The input.
§ §

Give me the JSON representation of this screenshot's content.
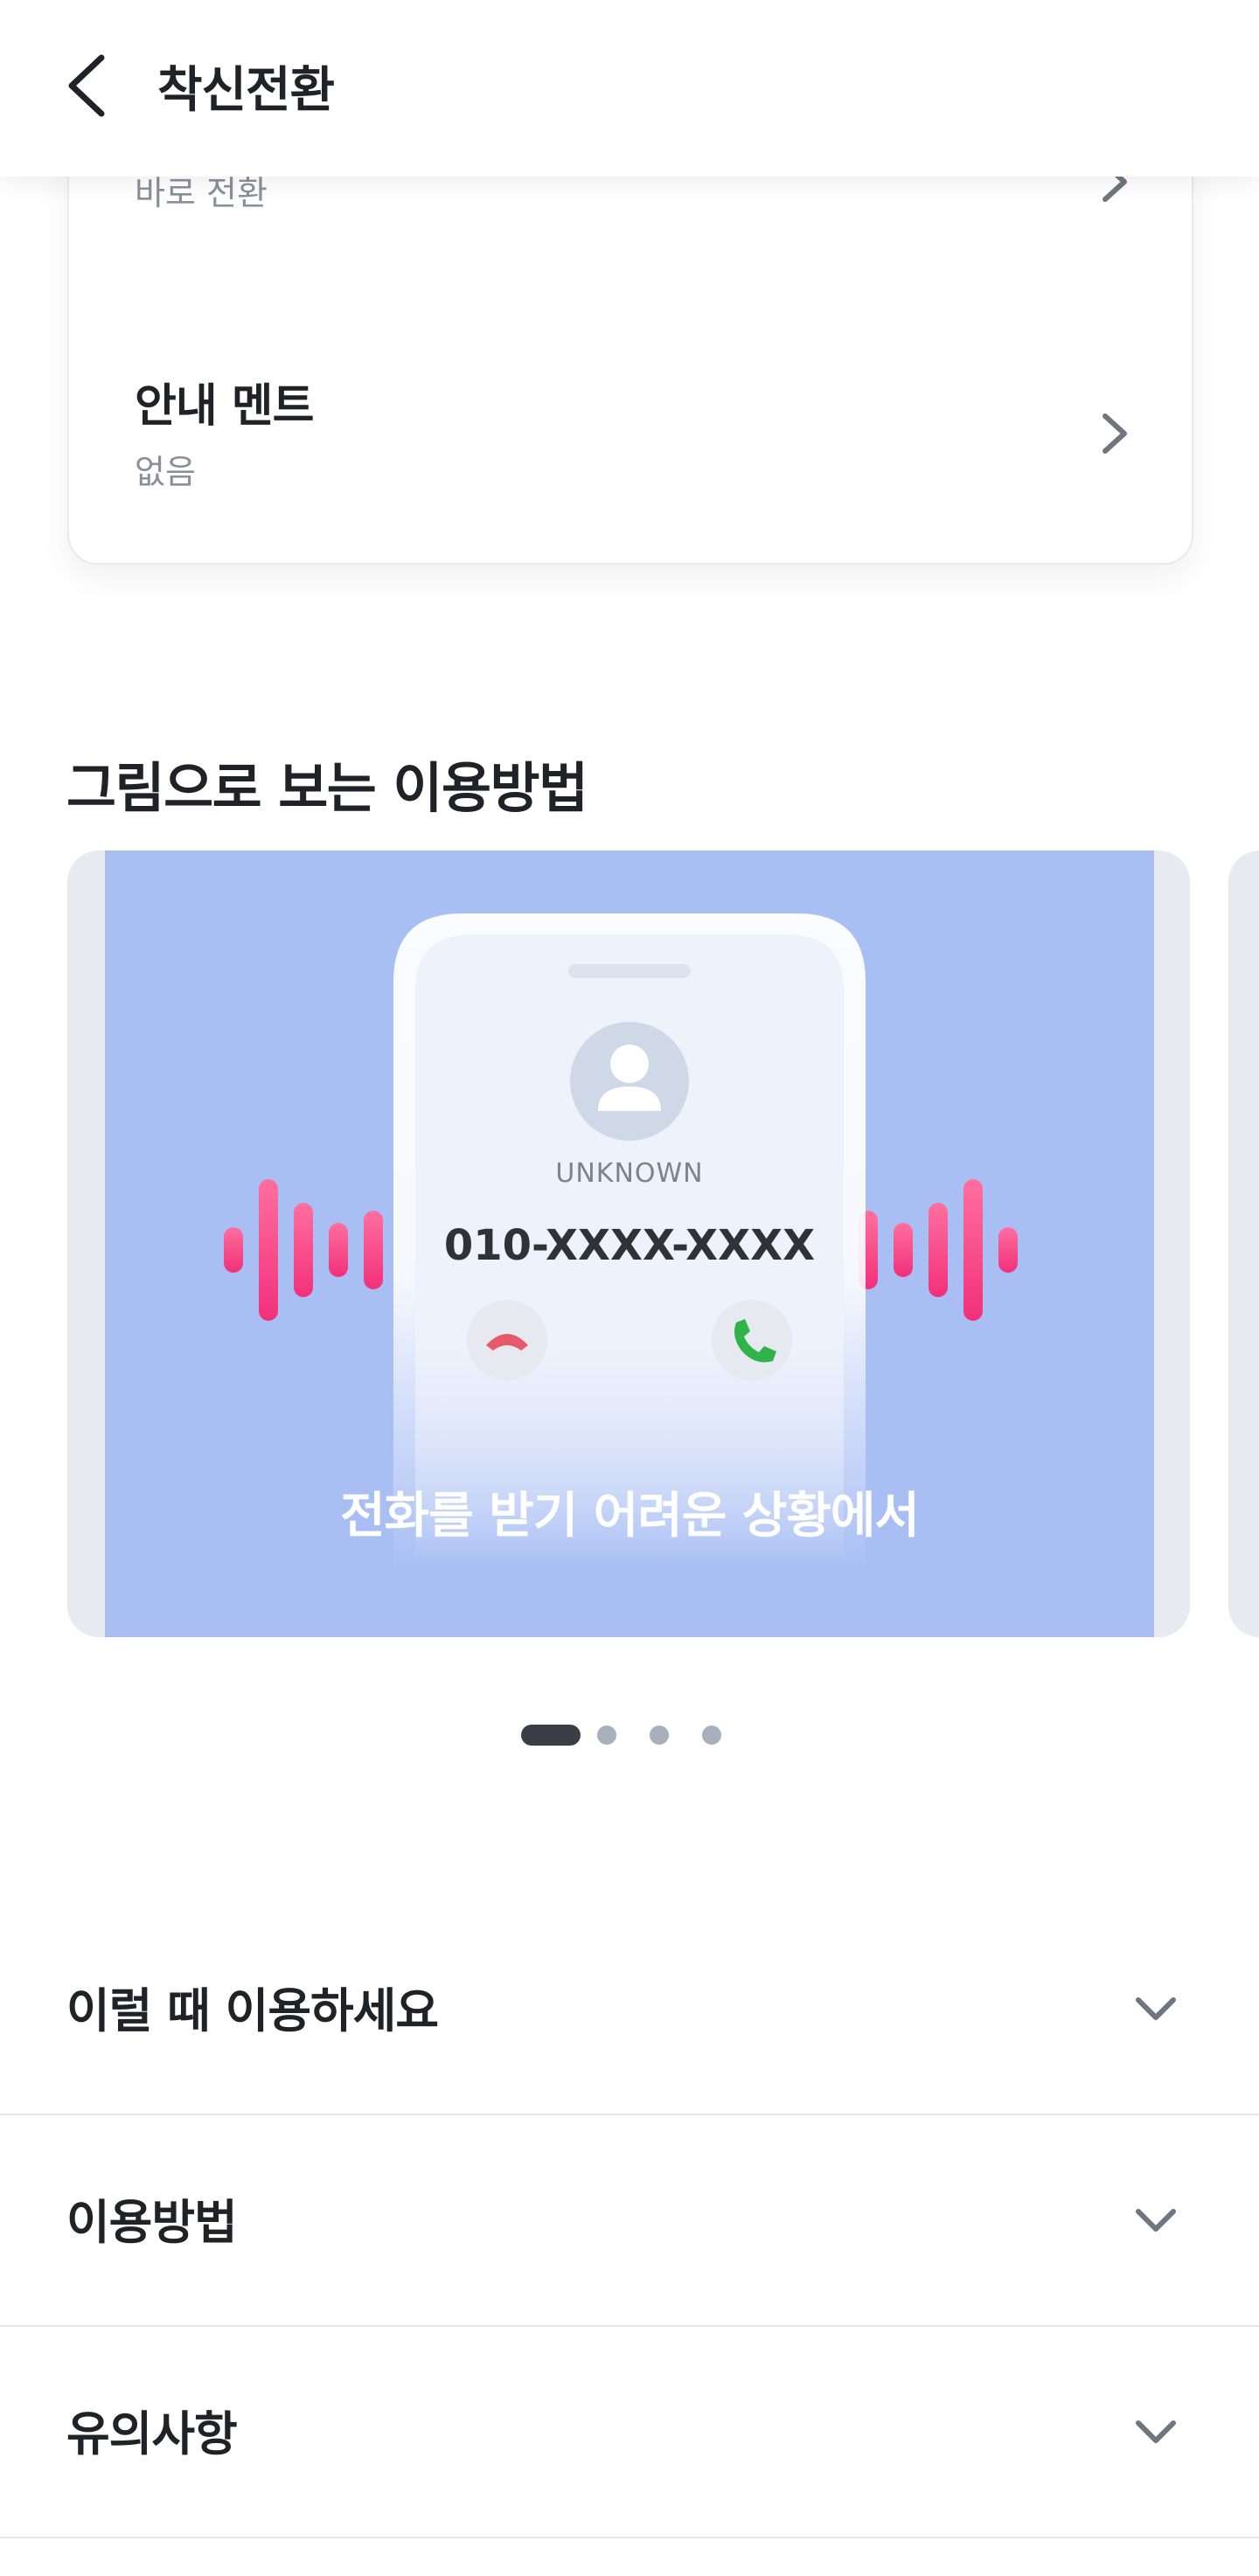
{
  "appbar": {
    "title": "착신전환",
    "back_icon": "chevron-left-icon"
  },
  "settings": [
    {
      "label": "",
      "value": "바로 전환"
    },
    {
      "label": "안내 멘트",
      "value": "없음"
    }
  ],
  "guide": {
    "title": "그림으로 보는 이용방법",
    "slides": [
      {
        "contact_label": "UNKNOWN",
        "phone_number": "010-XXXX-XXXX",
        "caption": "전화를 받기 어려운 상황에서"
      }
    ],
    "page_count": 4,
    "active_page": 1
  },
  "accordions": [
    {
      "label": "이럴 때 이용하세요"
    },
    {
      "label": "이용방법"
    },
    {
      "label": "유의사항"
    }
  ],
  "colors": {
    "slide_bg": "#a9bff4",
    "wave": "#f0457f",
    "decline": "#e5596a",
    "accept": "#2fb34a",
    "dot_active": "#3a3e45",
    "dot_inactive": "#a8b0bb"
  }
}
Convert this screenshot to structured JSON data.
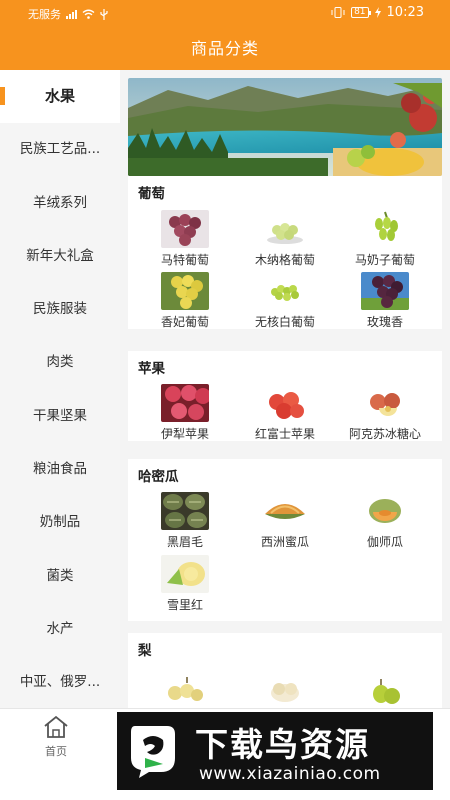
{
  "status_bar": {
    "carrier": "无服务",
    "battery": "81",
    "time": "10:23"
  },
  "header": {
    "title": "商品分类"
  },
  "sidebar": {
    "items": [
      {
        "label": "水果",
        "active": true
      },
      {
        "label": "民族工艺品..."
      },
      {
        "label": "羊绒系列"
      },
      {
        "label": "新年大礼盒"
      },
      {
        "label": "民族服装"
      },
      {
        "label": "肉类"
      },
      {
        "label": "干果坚果"
      },
      {
        "label": "粮油食品"
      },
      {
        "label": "奶制品"
      },
      {
        "label": "菌类"
      },
      {
        "label": "水产"
      },
      {
        "label": "中亚、俄罗..."
      }
    ]
  },
  "sections": [
    {
      "title": "葡萄",
      "products": [
        "马特葡萄",
        "木纳格葡萄",
        "马奶子葡萄",
        "香妃葡萄",
        "无核白葡萄",
        "玫瑰香"
      ]
    },
    {
      "title": "苹果",
      "products": [
        "伊犁苹果",
        "红富士苹果",
        "阿克苏冰糖心"
      ]
    },
    {
      "title": "哈密瓜",
      "products": [
        "黑眉毛",
        "西洲蜜瓜",
        "伽师瓜",
        "雪里红"
      ]
    },
    {
      "title": "梨",
      "products": []
    }
  ],
  "bottom_nav": {
    "home_label": "首页"
  },
  "watermark": {
    "title": "下载鸟资源",
    "url": "www.xiazainiao.com"
  },
  "colors": {
    "accent": "#f7931e"
  }
}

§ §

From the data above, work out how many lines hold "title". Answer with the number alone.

Finished task. 8